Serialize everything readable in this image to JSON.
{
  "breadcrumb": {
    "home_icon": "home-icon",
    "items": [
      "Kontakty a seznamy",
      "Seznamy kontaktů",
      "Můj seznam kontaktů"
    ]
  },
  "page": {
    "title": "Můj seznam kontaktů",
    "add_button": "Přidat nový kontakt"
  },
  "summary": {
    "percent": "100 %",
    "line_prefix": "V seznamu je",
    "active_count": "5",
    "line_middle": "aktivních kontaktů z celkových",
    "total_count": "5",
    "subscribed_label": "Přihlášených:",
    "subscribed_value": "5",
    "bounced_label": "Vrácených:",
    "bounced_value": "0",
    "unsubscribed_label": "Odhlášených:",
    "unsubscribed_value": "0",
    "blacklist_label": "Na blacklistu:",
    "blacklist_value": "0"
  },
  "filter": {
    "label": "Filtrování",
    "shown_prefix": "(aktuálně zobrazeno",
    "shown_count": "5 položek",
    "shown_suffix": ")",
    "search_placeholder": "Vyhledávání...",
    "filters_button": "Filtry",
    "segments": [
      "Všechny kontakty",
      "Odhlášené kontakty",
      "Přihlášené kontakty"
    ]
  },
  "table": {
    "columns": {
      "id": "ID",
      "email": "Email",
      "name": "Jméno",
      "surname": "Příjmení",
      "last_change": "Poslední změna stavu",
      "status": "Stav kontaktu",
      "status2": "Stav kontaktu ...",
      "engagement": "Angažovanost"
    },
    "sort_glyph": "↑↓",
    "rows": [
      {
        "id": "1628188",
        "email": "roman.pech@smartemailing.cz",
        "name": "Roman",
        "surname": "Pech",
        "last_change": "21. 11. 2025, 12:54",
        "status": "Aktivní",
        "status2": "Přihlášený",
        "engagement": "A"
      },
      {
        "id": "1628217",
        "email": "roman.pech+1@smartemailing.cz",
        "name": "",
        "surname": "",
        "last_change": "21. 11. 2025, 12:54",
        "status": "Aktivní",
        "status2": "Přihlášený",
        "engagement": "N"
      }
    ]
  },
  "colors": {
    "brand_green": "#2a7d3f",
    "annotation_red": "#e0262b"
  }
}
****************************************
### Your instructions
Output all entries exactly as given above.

### Exercise solution
Serialize everything readable in this image to JSON.
{
  "breadcrumb": {
    "home_icon": "home-icon",
    "items": [
      "Kontakty a seznamy",
      "Seznamy kontaktů",
      "Můj seznam kontaktů"
    ]
  },
  "page": {
    "title": "Můj seznam kontaktů",
    "add_button": "Přidat nový kontakt"
  },
  "summary": {
    "percent": "100 %",
    "line_prefix": "V seznamu je",
    "active_count": "5",
    "line_middle": "aktivních kontaktů z celkových",
    "total_count": "5",
    "subscribed_label": "Přihlášených:",
    "subscribed_value": "5",
    "bounced_label": "Vrácených:",
    "bounced_value": "0",
    "unsubscribed_label": "Odhlášených:",
    "unsubscribed_value": "0",
    "blacklist_label": "Na blacklistu:",
    "blacklist_value": "0"
  },
  "filter": {
    "label": "Filtrování",
    "shown_prefix": "(aktuálně zobrazeno",
    "shown_count": "5 položek",
    "shown_suffix": ")",
    "search_placeholder": "Vyhledávání...",
    "filters_button": "Filtry",
    "segments": [
      "Všechny kontakty",
      "Odhlášené kontakty",
      "Přihlášené kontakty"
    ]
  },
  "table": {
    "columns": {
      "id": "ID",
      "email": "Email",
      "name": "Jméno",
      "surname": "Příjmení",
      "last_change": "Poslední změna stavu",
      "status": "Stav kontaktu",
      "status2": "Stav kontaktu ...",
      "engagement": "Angažovanost"
    },
    "sort_glyph": "↑↓",
    "rows": [
      {
        "id": "1628188",
        "email": "roman.pech@smartemailing.cz",
        "name": "Roman",
        "surname": "Pech",
        "last_change": "21. 11. 2025, 12:54",
        "status": "Aktivní",
        "status2": "Přihlášený",
        "engagement": "A"
      },
      {
        "id": "1628217",
        "email": "roman.pech+1@smartemailing.cz",
        "name": "",
        "surname": "",
        "last_change": "21. 11. 2025, 12:54",
        "status": "Aktivní",
        "status2": "Přihlášený",
        "engagement": "N"
      }
    ]
  },
  "colors": {
    "brand_green": "#2a7d3f",
    "annotation_red": "#e0262b"
  }
}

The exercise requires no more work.